  • Mr Shamir was capa­ble of prepar­ing writ­ten cor­re­spon­dence to clients who pre­ferred not to com­mu­ni­cate by tele­phone, and

  • that if the employ­ee had ques­tions about any writ­ten cor­re­spon­dence, the cor­re­spon­dence could be reviewed inter­nal­ly before it was sent.

Thus the Court decid­ed that he had the capac­i­ty to do the job.

It is always inter­est­ing how the law can make a seem­ing­ly sim­ple con­cept look so difficult.

In this case, the employ­ee refused to car­ry out the duties over an 11 day peri­od dur­ing which he did union work and pre­pared his worker’s com­pen­sa­tion claim. He was paid through­out that period.

Wor­ry­ing­ly, it was not until the mat­ter came before the Full Bench of the Fair Work Com­mis­sion that the employ­er was able to estab­lish its right to direct an employ­ee to car­ry out their role. At first instance, Com­mis­sion­er Ryan had found that the “…mere non-per­for­mance of cer­tain duties does not of itself found a rea­son for dis­missal.

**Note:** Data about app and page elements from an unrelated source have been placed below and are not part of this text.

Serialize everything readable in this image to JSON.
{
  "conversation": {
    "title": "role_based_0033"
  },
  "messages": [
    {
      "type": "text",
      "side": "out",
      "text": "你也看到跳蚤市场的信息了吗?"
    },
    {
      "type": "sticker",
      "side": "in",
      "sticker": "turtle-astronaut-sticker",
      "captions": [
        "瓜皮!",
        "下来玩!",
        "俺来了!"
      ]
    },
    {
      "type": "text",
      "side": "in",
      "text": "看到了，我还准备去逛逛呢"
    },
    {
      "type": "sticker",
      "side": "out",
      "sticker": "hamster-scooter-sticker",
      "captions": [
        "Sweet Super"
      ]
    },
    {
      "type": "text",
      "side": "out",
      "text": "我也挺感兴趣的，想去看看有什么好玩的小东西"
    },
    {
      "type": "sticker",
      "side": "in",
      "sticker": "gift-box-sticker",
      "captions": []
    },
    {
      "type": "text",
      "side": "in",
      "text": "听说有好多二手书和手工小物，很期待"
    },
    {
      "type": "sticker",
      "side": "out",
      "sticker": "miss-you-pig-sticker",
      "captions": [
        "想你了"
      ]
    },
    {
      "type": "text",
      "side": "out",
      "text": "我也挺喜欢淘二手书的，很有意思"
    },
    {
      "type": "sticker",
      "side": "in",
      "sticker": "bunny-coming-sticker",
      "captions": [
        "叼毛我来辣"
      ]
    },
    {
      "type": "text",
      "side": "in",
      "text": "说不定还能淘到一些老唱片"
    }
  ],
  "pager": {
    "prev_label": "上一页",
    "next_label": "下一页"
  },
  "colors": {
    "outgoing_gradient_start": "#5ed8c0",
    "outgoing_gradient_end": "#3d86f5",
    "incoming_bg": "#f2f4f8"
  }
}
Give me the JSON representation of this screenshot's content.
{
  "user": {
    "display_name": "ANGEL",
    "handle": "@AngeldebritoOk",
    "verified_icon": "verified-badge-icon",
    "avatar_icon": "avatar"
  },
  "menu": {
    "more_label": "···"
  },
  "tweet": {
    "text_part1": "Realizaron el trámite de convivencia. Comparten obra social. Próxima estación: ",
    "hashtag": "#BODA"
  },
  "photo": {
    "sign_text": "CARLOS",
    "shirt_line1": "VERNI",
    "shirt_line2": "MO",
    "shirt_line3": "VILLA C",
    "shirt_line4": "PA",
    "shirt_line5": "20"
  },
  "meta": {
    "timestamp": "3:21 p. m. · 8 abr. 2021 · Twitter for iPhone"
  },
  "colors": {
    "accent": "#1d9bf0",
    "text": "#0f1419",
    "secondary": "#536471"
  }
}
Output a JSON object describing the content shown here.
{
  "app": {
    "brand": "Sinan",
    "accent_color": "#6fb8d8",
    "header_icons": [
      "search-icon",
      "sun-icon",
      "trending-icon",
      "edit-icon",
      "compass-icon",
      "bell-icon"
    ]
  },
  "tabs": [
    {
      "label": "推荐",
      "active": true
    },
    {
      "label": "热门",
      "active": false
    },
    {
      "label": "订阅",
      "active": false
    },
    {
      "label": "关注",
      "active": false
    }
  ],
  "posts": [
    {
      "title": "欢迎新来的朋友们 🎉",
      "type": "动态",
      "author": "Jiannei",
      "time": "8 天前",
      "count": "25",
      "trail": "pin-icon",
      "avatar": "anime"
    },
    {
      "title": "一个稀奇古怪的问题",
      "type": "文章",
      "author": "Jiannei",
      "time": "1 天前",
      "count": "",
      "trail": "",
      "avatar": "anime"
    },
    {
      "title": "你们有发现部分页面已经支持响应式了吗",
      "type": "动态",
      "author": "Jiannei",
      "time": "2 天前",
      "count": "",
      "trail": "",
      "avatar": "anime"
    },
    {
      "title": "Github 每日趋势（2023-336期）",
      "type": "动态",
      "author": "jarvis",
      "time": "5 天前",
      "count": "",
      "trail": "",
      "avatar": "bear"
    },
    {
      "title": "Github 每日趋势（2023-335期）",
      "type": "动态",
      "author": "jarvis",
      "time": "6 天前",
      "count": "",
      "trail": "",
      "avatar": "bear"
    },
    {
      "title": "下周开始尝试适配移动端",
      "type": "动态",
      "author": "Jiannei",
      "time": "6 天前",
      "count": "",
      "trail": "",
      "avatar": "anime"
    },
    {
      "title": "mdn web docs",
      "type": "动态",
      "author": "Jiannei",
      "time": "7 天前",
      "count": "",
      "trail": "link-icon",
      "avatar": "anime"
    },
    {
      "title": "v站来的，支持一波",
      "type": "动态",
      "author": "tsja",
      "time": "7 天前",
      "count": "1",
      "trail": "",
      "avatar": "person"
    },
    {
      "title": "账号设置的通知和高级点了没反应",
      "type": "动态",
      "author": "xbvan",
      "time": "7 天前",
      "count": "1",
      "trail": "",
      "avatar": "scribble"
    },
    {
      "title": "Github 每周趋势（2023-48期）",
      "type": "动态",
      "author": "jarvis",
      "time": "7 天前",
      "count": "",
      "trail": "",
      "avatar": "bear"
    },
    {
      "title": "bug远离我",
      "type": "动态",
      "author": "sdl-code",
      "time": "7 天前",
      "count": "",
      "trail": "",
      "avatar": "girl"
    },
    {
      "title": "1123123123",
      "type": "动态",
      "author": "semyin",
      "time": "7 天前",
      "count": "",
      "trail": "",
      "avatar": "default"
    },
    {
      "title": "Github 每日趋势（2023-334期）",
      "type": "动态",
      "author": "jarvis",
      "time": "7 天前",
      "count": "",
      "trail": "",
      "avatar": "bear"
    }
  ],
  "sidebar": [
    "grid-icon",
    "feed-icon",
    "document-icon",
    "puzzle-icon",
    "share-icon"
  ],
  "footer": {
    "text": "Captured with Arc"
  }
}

Should it be so rev­o­lu­tion­ary that an employ­er is enti­tled to require an employ­ee to car­ry out their des­ig­nat­ed role and if the employ­ee refus­es to do so, to be able to ter­mi­nate them? 

Do Employ­ers have to pro­vide a hap­py workplace?

Equal­ly, it may have been extra­or­di­nary news for some mil­len­ni­al employ­ees (but qui­et­ly reliev­ing for less patient man­agers) when an appeal court recent­ly held:

It was not the legal respon­si­bil­i­ty of the [employ­er] to its employ­ees to pro­vide a hap­py work­place or one in which their pro­duc­tiv­i­ty might have been enhanced by tem­per­ate and polite behav­iour from those in man­age­r­i­al posi­tions.[5]

In an ear­li­er blog, I com­ment­ed on how the com­plex­i­ty of employ­ment law is endan­ger­ing Australia’s eco­nom­ic future. That the ATO v Shamir deci­sion required lit­i­ga­tion through to the full bench — with all its atten­dant cost in time and mon­ey — sim­ply to enable an employ­er to estab­lish such an ele­men­tary right — clear­ly high­lights the mess the sys­tem is in. 

[1] Com­mon­wealth of Aus­tralia (Aus­tralian Tax­a­tion Office) T/A Aus­tralian Tax­a­tion Office v Ron Shamir – FWCFB – (21 July 2016)
[2] Com­mis­sion­er Cloghan in Tao Sun FWC (16 June 2014) (an unsuc­cess­ful appli­ca­tion for anti-bul­ly­ing orders)
[3] Koehler v Cere­bos (Aust) Ltd (2005) 222 CLR 44
[4] ATO v Shamir – see foot­note 1
[5] Eaton v. Tri­care (Coun­try) Pty. Lim­it­ed QCA (3 June 2016)

This arti­cle was first pub­lished on LinkedIn as a blog. You can read the orig­i­nal here.